***** DATASET EXCERPTS

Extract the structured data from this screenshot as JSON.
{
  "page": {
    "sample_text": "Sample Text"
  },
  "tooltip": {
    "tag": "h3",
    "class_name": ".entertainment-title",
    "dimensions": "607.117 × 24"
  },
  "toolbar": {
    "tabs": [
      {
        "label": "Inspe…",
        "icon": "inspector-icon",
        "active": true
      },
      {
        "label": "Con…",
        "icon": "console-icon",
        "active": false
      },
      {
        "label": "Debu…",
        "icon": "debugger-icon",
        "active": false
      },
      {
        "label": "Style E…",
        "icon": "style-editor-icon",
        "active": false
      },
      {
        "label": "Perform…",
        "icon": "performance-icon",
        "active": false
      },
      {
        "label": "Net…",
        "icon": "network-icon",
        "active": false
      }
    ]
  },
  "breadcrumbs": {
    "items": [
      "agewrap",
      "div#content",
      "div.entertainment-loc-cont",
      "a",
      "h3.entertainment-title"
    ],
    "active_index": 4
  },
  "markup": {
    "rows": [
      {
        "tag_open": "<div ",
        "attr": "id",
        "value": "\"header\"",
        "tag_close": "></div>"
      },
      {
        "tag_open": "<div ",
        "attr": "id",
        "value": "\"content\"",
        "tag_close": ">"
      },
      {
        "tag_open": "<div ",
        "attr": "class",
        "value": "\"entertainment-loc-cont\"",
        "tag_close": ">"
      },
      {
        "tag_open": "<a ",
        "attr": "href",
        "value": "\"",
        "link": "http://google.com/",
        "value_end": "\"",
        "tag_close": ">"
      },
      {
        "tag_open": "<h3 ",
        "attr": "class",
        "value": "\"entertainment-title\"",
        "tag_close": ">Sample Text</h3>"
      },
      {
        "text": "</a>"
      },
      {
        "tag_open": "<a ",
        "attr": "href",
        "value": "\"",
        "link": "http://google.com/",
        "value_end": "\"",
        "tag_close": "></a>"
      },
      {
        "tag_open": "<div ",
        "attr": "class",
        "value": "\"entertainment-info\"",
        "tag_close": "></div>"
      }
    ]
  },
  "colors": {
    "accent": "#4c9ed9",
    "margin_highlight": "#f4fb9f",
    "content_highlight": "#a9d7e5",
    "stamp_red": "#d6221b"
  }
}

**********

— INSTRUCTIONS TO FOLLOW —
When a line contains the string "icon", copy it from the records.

— ANSWER TO THIS EXERCISE —
        "icon": "inspector-icon",
        "icon": "console-icon",
        "icon": "debugger-icon",
        "icon": "style-editor-icon",
        "icon": "performance-icon",
        "icon": "network-icon",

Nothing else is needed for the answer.